How do investment firms that invest in non-public startups (not pre-IPO round) make money?


Once a company goes public and the price of its shares go up I guess some investment firms can make money that way. But how do investment firms that invest in non-public companies (e.g. small startups) make money? Do they just keep on investing until the company goes public and they can reap profits (through stock prices etc.)?

In: Economics

A company produces value, for example if that start up invents a new product, popular software etc. The company gets more value = shares going up.

Basically you can think of it as a pie. The pie gets cut into 10 pieces and being worth (at the time it was cut) $1, each piece is now $0.10 worth. However, a new ingredient gets added onto the pie, now each piece is worth $0.20 and so on.

Private companies have stock too, which is held by the owners. So, VC firms / angel investors will take a percentage of ownership, proportionate to the amount of investment & risk. As the company makes money so do the investment firms.

This is called venture capital and if early enough, angel investment.

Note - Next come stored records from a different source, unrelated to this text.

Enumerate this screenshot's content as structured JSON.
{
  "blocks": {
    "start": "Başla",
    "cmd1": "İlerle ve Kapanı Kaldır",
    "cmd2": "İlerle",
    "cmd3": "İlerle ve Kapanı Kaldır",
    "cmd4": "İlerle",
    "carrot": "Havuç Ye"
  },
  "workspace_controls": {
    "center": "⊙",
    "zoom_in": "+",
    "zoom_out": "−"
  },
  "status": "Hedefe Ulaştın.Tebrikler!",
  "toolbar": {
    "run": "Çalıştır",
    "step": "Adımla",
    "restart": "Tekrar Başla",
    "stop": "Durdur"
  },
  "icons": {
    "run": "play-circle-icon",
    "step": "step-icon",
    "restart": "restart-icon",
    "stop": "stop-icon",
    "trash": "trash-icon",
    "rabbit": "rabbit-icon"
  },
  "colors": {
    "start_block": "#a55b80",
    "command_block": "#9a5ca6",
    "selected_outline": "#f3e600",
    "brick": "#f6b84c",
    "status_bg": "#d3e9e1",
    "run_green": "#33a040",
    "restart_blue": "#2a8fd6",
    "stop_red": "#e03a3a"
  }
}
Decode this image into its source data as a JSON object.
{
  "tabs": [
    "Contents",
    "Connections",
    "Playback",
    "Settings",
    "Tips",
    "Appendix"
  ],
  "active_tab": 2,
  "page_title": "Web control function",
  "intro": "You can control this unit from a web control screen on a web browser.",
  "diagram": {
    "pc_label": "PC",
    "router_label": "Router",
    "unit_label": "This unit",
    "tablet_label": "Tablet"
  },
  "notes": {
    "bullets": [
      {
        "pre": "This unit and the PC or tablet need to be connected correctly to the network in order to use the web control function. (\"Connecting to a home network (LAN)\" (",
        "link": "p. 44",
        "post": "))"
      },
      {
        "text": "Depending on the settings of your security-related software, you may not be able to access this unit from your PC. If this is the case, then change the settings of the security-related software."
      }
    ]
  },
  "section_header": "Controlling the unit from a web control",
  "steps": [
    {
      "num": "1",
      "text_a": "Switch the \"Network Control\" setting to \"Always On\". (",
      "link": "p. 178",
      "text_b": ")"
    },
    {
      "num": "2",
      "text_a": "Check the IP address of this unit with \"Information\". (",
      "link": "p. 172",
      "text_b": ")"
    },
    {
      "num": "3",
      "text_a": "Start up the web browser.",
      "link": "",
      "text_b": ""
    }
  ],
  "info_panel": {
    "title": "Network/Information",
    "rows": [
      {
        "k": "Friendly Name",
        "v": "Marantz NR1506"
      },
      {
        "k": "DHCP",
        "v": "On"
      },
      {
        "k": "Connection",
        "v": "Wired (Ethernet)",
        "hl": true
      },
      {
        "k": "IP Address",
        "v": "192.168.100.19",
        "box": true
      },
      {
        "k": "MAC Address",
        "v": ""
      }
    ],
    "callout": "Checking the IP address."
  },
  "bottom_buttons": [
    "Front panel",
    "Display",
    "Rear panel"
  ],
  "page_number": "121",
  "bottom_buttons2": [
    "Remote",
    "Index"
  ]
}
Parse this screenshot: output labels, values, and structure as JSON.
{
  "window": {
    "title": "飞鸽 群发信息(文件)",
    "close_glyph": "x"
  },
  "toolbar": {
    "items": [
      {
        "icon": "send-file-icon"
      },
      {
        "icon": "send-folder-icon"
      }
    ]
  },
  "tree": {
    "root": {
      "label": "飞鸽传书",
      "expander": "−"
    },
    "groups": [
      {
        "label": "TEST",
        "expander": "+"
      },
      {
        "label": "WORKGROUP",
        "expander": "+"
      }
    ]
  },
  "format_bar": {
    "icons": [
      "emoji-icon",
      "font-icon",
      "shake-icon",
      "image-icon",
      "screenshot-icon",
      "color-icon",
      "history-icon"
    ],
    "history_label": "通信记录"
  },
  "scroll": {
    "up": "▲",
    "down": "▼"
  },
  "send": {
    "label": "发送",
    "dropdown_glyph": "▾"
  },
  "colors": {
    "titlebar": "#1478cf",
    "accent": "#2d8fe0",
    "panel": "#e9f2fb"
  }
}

Two main ways.

1) Many small companies are acquired by larger companies.

2) IPO. The IPO price typically returns many multiples of the amount invested.

In many tech companies, option 1 is more likely than option 2. To spread the risk, venture capitalists usually invest in multiple firms, relying on the rare successes to pay back for the more common failures and still leave significant profit.

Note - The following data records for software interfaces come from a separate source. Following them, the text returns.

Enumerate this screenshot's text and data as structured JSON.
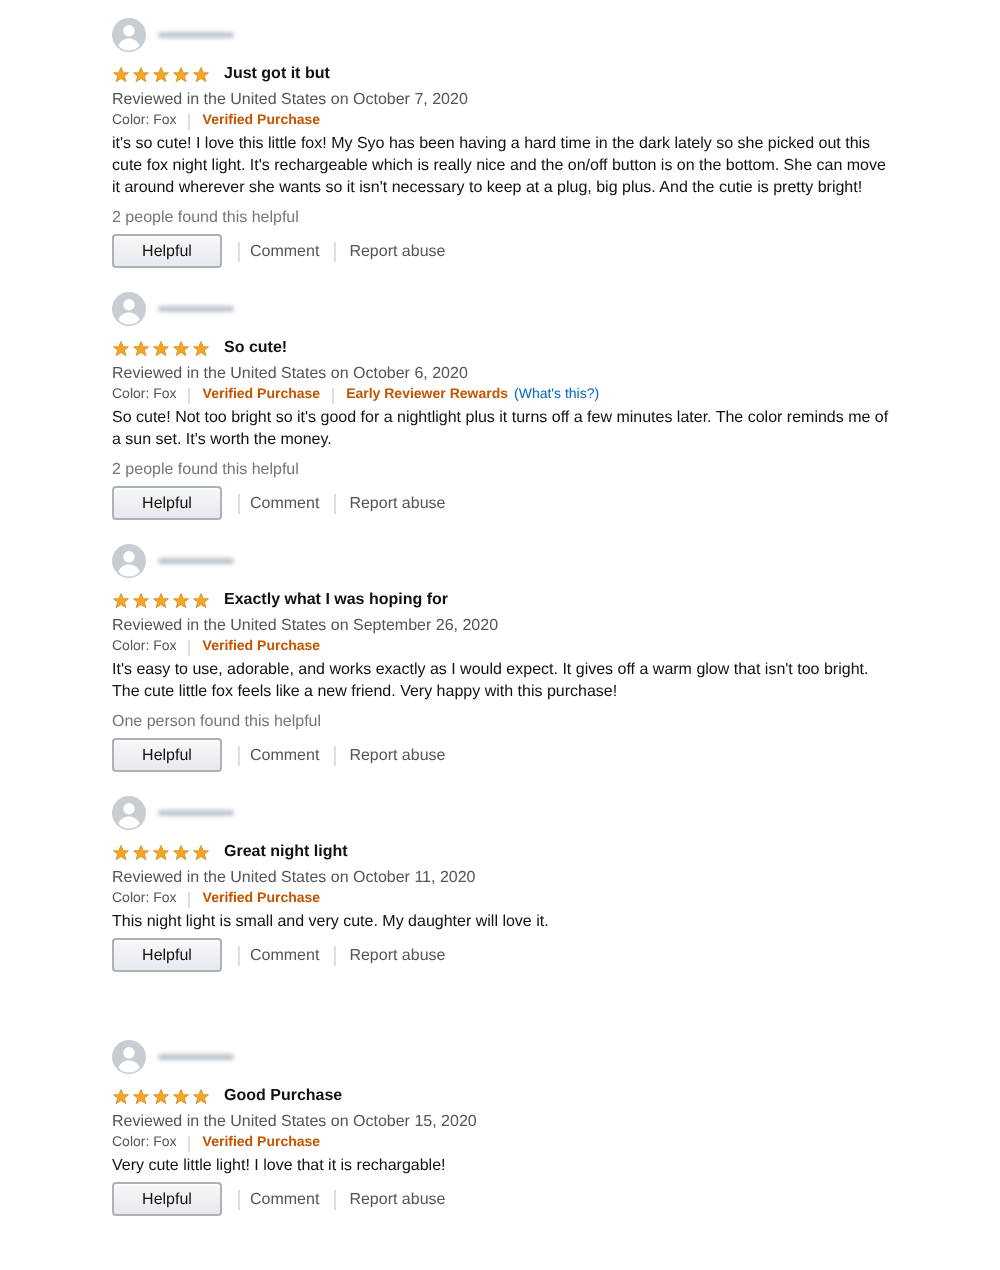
{
  "reviews": [
    {
      "stars": 5,
      "title": "Just got it but",
      "date": "Reviewed in the United States on October 7, 2020",
      "color_label": "Color: Fox",
      "badges": [
        {
          "kind": "verified",
          "text": "Verified Purchase"
        }
      ],
      "body": "it's so cute! I love this little fox! My Syo has been having a hard time in the dark lately so she picked out this cute fox night light. It's rechargeable which is really nice and the on/off button is on the bottom. She can move it around wherever she wants so it isn't necessary to keep at a plug, big plus. And the cutie is pretty bright!",
      "helpful_count": "2 people found this helpful",
      "actions": {
        "helpful": "Helpful",
        "comment": "Comment",
        "report": "Report abuse"
      }
    },
    {
      "stars": 5,
      "title": "So cute!",
      "date": "Reviewed in the United States on October 6, 2020",
      "color_label": "Color: Fox",
      "badges": [
        {
          "kind": "verified",
          "text": "Verified Purchase"
        },
        {
          "kind": "reward",
          "text": "Early Reviewer Rewards",
          "link": "(What's this?)"
        }
      ],
      "body": "So cute! Not too bright so it's good for a nightlight plus it turns off a few minutes later. The color reminds me of a sun set. It's worth the money.",
      "helpful_count": "2 people found this helpful",
      "actions": {
        "helpful": "Helpful",
        "comment": "Comment",
        "report": "Report abuse"
      }
    },
    {
      "stars": 5,
      "title": "Exactly what I was hoping for",
      "date": "Reviewed in the United States on September 26, 2020",
      "color_label": "Color: Fox",
      "badges": [
        {
          "kind": "verified",
          "text": "Verified Purchase"
        }
      ],
      "body": "It's easy to use, adorable, and works exactly as I would expect. It gives off a warm glow that isn't too bright. The cute little fox feels like a new friend. Very happy with this purchase!",
      "helpful_count": "One person found this helpful",
      "actions": {
        "helpful": "Helpful",
        "comment": "Comment",
        "report": "Report abuse"
      }
    },
    {
      "stars": 5,
      "title": "Great night light",
      "date": "Reviewed in the United States on October 11, 2020",
      "color_label": "Color: Fox",
      "badges": [
        {
          "kind": "verified",
          "text": "Verified Purchase"
        }
      ],
      "body": "This night light is small and very cute. My daughter will love it.",
      "actions": {
        "helpful": "Helpful",
        "comment": "Comment",
        "report": "Report abuse"
      }
    },
    {
      "stars": 5,
      "title": "Good Purchase",
      "date": "Reviewed in the United States on October 15, 2020",
      "color_label": "Color: Fox",
      "badges": [
        {
          "kind": "verified",
          "text": "Verified Purchase"
        }
      ],
      "body": "Very cute little light! I love that it is rechargable!",
      "actions": {
        "helpful": "Helpful",
        "comment": "Comment",
        "report": "Report abuse"
      }
    }
  ]
}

There’s only a couple of ways that you can make money off a private company *if you’re investing (buying shares)*:
– **Exit opportunities**: You invest (buy shares) in the company when it’s small… after it grows… you either wait for it to go public (IPO) or for another company to want to acquire it (acquisition). Sometimes, other investors might buy your shares off you or the business might buy them back, but because it’s a private company… it’s a lot harder to do compared to public companies.
– **Dividends**: Most start-ups won’t pay these. It’s where they split the *profits* (may just be out of cash reserves) between the shareholders (if you have more shares you get more amount). As mentioned, most start-ups who want investment won’t start giving cash back to investors as it’s draining money and could stunt their growth.

Venture Capital and Private Equity firms hold shares or percentage of ownership in companies. They hope to help the business grow so that it can either go public, in which case their private shares become public shares they can sell for profit. Or the business gets acquired, resulting in them getting paid out in cash and/or stock of the acquiring company.